### SUPPLIED INFORMATION
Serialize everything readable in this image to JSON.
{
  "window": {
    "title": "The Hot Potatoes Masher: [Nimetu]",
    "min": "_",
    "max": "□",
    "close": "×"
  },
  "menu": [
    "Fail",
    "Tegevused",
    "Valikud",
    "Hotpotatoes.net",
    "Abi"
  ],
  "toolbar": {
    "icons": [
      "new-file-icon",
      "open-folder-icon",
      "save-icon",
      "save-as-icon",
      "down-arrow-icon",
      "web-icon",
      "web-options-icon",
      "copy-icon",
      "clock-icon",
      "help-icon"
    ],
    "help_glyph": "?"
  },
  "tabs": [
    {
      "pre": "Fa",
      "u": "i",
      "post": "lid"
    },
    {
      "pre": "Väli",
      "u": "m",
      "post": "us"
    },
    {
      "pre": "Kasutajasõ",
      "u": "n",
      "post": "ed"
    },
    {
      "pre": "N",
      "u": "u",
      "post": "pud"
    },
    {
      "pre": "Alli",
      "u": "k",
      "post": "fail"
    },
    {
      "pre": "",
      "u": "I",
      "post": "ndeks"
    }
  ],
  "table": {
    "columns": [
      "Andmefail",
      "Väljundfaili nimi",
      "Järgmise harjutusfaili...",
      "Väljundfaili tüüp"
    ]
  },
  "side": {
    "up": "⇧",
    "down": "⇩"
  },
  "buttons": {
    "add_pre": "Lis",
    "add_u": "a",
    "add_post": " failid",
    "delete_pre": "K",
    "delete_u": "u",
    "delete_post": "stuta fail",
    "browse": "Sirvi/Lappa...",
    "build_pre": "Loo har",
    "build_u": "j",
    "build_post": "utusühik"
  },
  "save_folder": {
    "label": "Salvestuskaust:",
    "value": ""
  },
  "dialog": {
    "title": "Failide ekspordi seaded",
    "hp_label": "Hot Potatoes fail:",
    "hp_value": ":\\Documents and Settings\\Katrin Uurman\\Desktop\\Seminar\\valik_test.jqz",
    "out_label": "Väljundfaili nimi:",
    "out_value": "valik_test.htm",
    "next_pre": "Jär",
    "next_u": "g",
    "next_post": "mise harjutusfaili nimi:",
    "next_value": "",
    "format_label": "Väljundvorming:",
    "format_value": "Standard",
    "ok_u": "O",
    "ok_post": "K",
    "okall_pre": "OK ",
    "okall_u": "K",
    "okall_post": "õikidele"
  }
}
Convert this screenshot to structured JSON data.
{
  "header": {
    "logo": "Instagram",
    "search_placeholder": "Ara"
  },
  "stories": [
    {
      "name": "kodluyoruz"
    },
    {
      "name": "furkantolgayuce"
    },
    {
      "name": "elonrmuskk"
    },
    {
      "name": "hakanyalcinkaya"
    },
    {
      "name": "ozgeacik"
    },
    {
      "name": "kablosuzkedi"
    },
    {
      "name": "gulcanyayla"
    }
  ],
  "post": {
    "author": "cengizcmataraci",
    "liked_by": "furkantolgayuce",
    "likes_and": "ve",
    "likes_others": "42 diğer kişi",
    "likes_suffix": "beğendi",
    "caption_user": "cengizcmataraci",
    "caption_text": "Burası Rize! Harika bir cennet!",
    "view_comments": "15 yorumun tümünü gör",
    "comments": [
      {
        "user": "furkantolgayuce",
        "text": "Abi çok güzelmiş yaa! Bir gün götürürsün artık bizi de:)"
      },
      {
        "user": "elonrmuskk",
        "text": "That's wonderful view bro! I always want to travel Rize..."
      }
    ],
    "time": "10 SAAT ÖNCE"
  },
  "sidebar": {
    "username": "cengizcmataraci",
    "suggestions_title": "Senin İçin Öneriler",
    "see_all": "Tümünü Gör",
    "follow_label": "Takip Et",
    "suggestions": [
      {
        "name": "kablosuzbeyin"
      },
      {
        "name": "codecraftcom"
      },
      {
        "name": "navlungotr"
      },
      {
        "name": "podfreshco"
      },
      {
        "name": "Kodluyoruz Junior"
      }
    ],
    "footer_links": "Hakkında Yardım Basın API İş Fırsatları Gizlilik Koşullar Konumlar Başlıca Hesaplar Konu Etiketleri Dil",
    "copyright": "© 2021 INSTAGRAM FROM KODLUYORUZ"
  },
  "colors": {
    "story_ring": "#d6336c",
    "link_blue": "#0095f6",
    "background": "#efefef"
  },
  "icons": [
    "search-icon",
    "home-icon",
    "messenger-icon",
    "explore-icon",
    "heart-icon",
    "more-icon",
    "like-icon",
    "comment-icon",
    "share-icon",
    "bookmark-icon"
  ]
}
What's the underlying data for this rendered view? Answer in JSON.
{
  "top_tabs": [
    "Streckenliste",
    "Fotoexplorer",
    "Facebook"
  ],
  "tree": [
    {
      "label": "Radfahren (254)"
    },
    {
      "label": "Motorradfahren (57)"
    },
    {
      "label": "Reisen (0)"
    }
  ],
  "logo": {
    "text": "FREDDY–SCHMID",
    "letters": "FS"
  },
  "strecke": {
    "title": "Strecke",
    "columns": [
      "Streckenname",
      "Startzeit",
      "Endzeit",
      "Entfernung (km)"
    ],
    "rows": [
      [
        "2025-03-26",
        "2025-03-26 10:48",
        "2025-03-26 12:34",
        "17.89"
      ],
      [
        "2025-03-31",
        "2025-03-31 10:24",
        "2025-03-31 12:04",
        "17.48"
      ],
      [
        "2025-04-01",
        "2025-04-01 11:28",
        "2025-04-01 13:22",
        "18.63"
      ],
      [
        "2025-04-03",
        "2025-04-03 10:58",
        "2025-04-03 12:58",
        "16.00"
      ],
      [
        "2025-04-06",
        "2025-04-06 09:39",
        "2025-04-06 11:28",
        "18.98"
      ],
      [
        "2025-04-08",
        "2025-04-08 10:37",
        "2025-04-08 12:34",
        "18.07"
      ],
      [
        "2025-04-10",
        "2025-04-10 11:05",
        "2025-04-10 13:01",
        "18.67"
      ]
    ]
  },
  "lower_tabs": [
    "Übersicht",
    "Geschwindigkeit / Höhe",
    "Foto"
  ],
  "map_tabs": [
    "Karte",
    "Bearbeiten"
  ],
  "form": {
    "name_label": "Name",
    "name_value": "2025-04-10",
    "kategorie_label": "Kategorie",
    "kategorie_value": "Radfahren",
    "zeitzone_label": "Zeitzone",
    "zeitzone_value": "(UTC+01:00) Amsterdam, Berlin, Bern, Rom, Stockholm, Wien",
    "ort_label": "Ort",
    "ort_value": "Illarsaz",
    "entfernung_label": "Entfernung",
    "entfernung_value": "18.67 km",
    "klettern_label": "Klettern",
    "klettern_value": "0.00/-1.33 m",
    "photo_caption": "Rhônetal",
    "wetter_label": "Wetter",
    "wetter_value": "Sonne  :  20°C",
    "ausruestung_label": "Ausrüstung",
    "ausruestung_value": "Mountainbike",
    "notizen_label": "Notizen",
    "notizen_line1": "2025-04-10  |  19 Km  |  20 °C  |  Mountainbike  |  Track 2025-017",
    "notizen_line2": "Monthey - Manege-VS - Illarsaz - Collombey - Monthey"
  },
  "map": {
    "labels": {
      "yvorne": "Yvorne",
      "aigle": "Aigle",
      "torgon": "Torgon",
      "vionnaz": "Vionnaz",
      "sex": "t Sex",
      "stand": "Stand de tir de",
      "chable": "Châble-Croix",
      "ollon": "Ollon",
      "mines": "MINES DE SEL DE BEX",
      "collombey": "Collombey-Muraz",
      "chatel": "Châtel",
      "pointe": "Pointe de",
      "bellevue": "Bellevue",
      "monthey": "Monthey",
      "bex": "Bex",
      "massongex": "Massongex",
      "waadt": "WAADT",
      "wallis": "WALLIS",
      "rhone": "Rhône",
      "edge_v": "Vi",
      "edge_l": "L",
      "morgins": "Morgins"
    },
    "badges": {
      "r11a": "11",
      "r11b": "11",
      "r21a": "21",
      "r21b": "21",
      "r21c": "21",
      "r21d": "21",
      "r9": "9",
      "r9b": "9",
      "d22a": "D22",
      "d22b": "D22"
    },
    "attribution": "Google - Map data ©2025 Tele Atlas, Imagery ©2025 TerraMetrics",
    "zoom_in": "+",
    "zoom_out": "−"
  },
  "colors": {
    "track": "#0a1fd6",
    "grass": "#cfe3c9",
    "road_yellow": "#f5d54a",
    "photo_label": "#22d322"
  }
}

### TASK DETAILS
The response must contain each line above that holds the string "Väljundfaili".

### RESULT OF THIS EXERCISE
      "Väljundfaili nimi",
      "Väljundfaili tüüp"
    "out_label": "Väljundfaili nimi:",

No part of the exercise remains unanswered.